But we all know that this is not how Donald Trump thinks. There is no careful weighing of evidence and no attempt to subject his immediate impulses to critical scrutiny.

A normal person has an internal faculty of self-criticism that prompts him to ask tough questions and consider counterarguments. But long ago, Donald Trump killed off his internal process of self-criticism. The result is a dangerously irresponsible mind with no capacity for self-monitoring. It is the kind of mind that will bring us to the brink of insurrection and civil war just to avoid having to admit failure.

The flaws in Trump’s character are not just about how he thinks, but about what he values, and that is on display in the other big part of this story: His decision to host a pair of virulent antisemites for dinner at his resort in Florida.

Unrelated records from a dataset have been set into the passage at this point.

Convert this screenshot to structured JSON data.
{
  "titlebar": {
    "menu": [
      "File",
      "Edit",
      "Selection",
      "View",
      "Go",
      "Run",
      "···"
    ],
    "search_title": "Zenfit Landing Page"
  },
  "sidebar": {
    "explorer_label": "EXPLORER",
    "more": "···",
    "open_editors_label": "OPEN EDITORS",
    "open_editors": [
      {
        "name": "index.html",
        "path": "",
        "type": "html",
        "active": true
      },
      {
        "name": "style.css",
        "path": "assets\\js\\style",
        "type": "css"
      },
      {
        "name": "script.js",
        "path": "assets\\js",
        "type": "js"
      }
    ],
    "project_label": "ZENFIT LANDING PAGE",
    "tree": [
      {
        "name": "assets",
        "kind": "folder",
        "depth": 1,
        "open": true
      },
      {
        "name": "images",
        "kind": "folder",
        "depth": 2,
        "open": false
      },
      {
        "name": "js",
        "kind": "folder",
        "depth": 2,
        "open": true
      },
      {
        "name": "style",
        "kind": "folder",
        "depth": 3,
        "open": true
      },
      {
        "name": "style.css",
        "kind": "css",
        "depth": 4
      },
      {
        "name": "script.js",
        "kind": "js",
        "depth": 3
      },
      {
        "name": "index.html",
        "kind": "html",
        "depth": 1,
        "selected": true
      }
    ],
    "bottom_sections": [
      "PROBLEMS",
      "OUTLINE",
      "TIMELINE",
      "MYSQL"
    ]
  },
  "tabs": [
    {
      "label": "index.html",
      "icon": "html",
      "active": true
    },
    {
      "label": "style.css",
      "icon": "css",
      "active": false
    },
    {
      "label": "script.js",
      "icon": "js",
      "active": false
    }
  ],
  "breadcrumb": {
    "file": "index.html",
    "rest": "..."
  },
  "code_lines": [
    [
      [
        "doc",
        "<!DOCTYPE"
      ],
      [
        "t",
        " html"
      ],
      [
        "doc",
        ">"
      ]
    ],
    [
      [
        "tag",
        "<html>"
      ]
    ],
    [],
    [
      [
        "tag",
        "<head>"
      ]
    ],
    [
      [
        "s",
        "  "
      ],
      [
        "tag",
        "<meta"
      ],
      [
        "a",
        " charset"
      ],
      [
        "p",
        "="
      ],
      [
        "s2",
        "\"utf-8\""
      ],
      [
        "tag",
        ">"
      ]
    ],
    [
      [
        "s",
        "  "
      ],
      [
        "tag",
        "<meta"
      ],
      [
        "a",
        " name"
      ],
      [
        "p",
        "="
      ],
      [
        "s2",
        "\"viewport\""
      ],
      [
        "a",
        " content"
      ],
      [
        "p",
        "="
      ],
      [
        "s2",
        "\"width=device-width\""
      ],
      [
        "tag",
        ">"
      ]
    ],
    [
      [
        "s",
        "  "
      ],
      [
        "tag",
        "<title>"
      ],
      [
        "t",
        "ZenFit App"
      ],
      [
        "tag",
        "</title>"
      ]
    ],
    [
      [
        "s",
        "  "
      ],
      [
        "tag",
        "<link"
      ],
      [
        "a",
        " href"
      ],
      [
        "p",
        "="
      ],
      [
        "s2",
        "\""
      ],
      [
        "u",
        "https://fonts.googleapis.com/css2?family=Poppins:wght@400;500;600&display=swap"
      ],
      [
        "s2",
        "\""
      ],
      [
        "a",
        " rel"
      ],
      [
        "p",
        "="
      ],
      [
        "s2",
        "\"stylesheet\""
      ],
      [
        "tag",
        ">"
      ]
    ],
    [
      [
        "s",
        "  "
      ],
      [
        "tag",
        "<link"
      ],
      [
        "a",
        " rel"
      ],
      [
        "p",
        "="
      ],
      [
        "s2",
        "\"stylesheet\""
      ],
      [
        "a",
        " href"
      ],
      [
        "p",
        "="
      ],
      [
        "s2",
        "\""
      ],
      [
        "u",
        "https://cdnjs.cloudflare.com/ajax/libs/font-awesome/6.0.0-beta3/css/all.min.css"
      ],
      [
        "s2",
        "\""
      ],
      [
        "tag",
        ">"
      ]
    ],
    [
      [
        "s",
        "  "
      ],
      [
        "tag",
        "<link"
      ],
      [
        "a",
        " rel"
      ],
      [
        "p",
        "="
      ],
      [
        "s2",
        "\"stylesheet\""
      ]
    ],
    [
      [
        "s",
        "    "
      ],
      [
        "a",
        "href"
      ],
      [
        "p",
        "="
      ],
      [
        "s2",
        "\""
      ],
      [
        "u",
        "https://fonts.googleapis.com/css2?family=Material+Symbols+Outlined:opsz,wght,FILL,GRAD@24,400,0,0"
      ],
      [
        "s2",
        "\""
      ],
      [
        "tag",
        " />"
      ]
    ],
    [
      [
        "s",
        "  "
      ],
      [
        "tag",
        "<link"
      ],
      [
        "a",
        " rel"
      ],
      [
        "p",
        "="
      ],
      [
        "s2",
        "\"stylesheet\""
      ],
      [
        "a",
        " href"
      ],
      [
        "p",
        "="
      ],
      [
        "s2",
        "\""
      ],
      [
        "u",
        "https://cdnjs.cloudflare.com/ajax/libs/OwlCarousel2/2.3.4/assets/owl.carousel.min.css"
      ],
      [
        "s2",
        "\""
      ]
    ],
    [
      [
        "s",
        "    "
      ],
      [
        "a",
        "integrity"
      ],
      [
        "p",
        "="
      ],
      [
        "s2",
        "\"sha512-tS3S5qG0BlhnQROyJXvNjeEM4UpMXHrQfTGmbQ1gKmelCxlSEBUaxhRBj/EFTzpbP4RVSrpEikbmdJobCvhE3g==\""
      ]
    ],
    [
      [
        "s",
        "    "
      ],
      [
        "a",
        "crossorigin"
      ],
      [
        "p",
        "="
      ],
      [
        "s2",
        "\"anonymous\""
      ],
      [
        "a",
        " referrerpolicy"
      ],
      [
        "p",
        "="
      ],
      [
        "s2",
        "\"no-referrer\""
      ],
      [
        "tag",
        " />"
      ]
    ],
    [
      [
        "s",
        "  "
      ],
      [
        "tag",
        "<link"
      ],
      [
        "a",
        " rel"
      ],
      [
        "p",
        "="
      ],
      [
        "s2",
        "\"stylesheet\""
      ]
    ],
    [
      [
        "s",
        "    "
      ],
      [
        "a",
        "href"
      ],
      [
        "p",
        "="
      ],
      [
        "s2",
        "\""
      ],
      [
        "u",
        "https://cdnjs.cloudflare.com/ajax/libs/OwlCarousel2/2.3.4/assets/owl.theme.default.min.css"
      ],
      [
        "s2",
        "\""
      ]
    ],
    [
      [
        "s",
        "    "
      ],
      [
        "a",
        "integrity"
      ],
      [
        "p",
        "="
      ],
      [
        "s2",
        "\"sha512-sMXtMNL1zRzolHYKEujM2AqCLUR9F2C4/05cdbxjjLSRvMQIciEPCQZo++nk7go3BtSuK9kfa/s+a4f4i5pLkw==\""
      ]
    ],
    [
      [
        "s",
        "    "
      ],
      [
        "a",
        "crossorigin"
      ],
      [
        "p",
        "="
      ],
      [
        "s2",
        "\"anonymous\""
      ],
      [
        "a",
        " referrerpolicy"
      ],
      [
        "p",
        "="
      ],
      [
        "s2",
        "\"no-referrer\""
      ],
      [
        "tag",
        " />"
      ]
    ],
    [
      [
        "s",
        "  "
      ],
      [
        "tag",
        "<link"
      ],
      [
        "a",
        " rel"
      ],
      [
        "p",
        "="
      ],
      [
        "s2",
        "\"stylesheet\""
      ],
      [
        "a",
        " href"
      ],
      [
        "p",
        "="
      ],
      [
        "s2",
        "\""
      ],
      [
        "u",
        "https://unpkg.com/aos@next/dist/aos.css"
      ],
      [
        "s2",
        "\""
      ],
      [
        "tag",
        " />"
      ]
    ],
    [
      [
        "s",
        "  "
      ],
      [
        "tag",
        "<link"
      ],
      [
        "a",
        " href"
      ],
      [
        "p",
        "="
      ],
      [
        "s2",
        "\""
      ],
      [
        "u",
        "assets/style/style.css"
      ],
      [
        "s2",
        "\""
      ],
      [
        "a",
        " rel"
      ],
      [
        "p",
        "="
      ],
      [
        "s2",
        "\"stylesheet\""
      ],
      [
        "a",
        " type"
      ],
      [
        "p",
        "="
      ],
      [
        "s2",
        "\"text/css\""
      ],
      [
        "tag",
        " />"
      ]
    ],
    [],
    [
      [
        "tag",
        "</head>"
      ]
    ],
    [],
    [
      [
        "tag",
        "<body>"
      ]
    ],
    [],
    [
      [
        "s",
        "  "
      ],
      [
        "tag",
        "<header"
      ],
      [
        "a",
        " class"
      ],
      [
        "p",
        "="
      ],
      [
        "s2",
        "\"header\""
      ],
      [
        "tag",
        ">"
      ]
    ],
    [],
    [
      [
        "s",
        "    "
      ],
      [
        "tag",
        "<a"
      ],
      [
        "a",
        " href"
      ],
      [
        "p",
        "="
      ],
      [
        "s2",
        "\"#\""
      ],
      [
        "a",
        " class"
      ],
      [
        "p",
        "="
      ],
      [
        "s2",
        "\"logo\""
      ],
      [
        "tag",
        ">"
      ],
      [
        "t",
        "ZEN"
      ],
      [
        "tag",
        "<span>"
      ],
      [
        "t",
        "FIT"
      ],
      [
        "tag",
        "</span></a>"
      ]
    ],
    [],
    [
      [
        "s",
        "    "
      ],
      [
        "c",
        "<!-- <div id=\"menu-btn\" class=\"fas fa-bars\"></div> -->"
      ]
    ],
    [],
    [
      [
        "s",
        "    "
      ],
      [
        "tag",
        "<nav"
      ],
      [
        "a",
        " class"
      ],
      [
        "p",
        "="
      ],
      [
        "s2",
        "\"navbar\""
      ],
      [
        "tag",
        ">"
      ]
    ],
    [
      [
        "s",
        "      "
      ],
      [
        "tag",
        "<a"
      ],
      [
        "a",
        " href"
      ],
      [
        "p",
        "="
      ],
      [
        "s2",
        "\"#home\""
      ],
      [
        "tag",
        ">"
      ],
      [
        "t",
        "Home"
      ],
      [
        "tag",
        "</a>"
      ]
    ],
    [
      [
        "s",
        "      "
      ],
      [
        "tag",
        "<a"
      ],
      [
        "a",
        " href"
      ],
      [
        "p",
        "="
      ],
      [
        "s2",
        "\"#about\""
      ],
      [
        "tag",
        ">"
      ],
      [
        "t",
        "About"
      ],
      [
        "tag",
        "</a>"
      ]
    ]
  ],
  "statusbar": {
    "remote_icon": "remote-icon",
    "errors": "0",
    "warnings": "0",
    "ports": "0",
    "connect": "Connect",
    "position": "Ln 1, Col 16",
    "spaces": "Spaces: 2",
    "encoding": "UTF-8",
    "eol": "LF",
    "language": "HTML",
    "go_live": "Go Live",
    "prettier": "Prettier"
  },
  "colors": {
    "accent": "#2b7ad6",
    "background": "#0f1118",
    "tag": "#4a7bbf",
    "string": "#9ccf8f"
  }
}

The first big embarrassment was that the rapper formerly known as Kanye West brought along a surprise dinner guest, white-nationalist provocateur Nick Fuentes. But the former Mr. West had already been spouting antisemitic diatribes of his own, and the meeting with Trump had been postponed—but only postponed—after he vowed to “go Death Con 3 on the Jewish people.” The rapper followed his dinner with Trump by loudly declaring his love for Adolf Hitler.

So why was Trump meeting with this lunatic? Here is an account of how it went down:

The headline-grabbing attention on his guests—and therefore the subsequent fallout—were all but ensured by Trump before the dinner when he made a grand entrance at about 8 p.m. on Nov. 22 to meet his guests.

“We saw everybody in the dining room get up and start applauding, and then the president entered,” Fuentes told NBC News. “He greeted us, and he invited Ye into dinner and Ye said that he wanted to bring us with him to the table. So we walked in and Ye took some pictures with some of the guests in the dining room and then we sat down at the table.”

Trump made sure they sat at his specially reserved table on the patio, for all to see, according to Fuentes.

Trump is the kind of man for whom there is no moral consideration that outweighs the prospect of getting the members of his country club to gape at him because he is meeting with someone famous. That is the man’s moral core.

Corroboration of this comes from one of the other details from this dinner. Trump and Fuentes reportedly got along well, and Trump has yet to say anything really bad about Fuentes and his views. Why? Because Fuentes sucked up to him and told him how great he is. As National Review’s Jim Geraghty put it, “Donald Trump is okay with evil, as long as evil says nice things about him.”

You see what I mean about how character matters?

But it’s not just Trump. Geraghty goes on to describe how Republicans have tried for years to attach themselves to the erstwhile Kanye in the hope of reaping the benefits of his celebrity, despite frequent warning signs of his mental and moral instability. Philip Bump offers another overview, including how Tucker Carlson edited an interview with the rapper to remove his craziest statements.

And of course, the Twitter account for Republicans on the House Judiciary Committee just in the past few days got around to deleting a tweet proclaiming the future of the Republican party to be “Kanye. Elon. Trump.”

Speaking of Elon Musk, the world’s most flamboyant billionaire has recently developed an interest in conservative ideas. But he immediately bypassed all of the sane conservatives and thoughtful classical liberal commentators and went straight to having deep conversations with Catturd and a catalogue of the internet’s most ridiculous charlatans.

Kanye. Elon. Trump. That seems to encapsulate the price conservatives are going to pay, and keep paying for a long time, because they were too opportunistic in following flamboyant celebrities and willingly sacrificed any concern about principles, character, and intellect.

It’s a lesson to keep in mind when conservatives get tired of all the losing.

Robert Tracinski

Robert Tracinski is editor of Symposium, a journal of liberalism, and writes additional commentary at The Tracinski Letter.